Although birth tourism in Canadian hospitals represents less than one percent of babies born in this country, one Calgary doctor wants to discourage the practice, saying the births are becoming an added weight to an already overwhelmed Canadian healthcare system.
“Birth tourists being specifically people who are coming in specifically to have a birth then go back to their original country,” said Colin Birch, a Calgary obstetrician gynecologist.
They probably come to give birth for the advantage of birthright citizenship for future gains whether it be for themselves or their family, said Birch. “There are still immense advantages of living in a place like Canada,” he said.
“Is it a big problem? Well if you look at the numbers, absolutely not. It’s small.”
“Is it big enough to be a problem? I actually think it is,” he said.
FROM NEW CANADIAN MEDIA'S ARCHIVES: Birth Tourism: Rhetoric Ahead of Evidence
Because Canada is in a healthcare crunch, “every bed is sacred,” said Birch.
As a healthcare system we are suffering from a capacity point of view and the expectation is to do more with less, he said.
“Canada is not really set up, because of its socialized healthcare system, for private-pay patients and the demands that come with private-pay patients,” said Birch.
The expectations from paying patients to patients covered by provincial health care are different.
“Not saying their care is different. Care is care,” he said.
Health care is expensive and when it comes to neonatal care it is astronomical if a baby needs to be in the ICU, he said.
The unpaid bills of the hospitals are massive, he said.
Calgary has taken a different approach to hospital bills associated with birth tourism. Birch confirmed the Calgary system requires a $15,000 deposit.
“It’s a very honest and upfront system,” said Birch. “It doesn’t pay the hospital fees. It’s a deposit which pays basically physician fees.”
From the deposit what doesn’t get spent goes back to the patient, he said.
“We wanted to discourage the practice because it was becoming a bigger burden in Calgary,” said Birch. “The potential problem with that is the patients will then start moving to practitioners who are outside the city limits.”
It isn’t a perfect process but it’s an attempt to implement some sort of order, he said.
Prior to the deposit process, birth tourism had impacts on the capacity of the hospital and ability at times to care for Canadian patients, he said.
Canada and the U.S. are the only countries in the G7 to offer birthright citizenship according to canadianimmigrationexperts.ca.
“What we need to debunk is the idea that all people who are not insured are not necessarily birth tourists,” said Birch.
“There’s a large undocumented population in the country,” he said. They are contributing members of society but are not documented, Birch said.
He wanted to make it clear undocumented folks who are uninsured are not birth tourists.
Birth tourism is not just a medical issue but a social issue that should be addressed, he said.
In the fiscal year 2021-22 Guelph General Hospital had a total of 1,707 deliveries, of which 11 were people from out of country. This breaks down to 0.6 per cent of deliveries where the mother was from out of the country.
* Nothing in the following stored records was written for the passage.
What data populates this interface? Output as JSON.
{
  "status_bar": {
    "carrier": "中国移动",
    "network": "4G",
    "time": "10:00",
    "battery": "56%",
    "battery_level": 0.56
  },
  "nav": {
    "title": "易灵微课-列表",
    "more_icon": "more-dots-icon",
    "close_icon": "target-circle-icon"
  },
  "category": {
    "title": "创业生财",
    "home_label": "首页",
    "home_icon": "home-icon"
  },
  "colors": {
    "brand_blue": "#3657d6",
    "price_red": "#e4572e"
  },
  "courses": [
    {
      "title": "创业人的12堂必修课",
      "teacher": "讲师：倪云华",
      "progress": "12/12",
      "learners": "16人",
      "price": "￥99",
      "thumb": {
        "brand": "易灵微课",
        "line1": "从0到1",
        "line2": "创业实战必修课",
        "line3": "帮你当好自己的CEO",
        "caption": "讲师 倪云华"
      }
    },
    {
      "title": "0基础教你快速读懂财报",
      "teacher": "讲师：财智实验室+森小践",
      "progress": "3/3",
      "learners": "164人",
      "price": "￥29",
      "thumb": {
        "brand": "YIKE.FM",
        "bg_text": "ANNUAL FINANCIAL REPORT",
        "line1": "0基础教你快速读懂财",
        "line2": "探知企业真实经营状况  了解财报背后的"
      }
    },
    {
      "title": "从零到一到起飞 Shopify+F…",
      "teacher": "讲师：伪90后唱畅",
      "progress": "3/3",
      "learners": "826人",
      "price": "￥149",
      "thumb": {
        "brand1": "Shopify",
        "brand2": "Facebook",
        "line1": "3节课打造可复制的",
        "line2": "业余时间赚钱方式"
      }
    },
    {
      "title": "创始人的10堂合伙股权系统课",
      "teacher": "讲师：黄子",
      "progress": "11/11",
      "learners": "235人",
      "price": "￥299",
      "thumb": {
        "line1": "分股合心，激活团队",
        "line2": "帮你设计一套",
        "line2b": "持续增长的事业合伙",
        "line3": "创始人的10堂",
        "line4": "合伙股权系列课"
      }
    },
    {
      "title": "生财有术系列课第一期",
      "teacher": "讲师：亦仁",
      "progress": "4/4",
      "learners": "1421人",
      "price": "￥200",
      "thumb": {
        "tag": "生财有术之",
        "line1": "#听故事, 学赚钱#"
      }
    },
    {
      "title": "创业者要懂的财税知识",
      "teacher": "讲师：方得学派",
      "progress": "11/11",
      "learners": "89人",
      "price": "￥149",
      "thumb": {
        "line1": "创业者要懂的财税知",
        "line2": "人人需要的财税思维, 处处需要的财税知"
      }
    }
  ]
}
Between April 2022 to February 2023 there were 1,543 deliveries and 18 were people from out of country who gave birth at the GGH. This is 1.2 per cent of the deliveries coming from out of country.
At the other end of Canada in Vancouver, much of the same occurred at Richmond Hospital. In 2022, there were 22 non-resident deliveries. This number accounts for 1.5 per cent of the total deliveries at the hospital.
“All maternity patients coming to Richmond get the care they require to deliver their child safely. Care is always triaged according to the safety of the mother and baby – it is never delayed based on residency,” stated in an email from Vancouver Coastal Health (VCH).
VCH also said it does not support marketing of maternity tourism. Births from non residents have not led to disruptions of maternity services, said in the email.
“VCH will never deny urgent and emergent care based on ability to pay or where a patient is from, but we do expect to be compensated as we are accountable to B.C. residents for hospital and health care services. We are committed to collecting compensation from non-residents who use our medical services,” said in the email.
With files from Alec Regino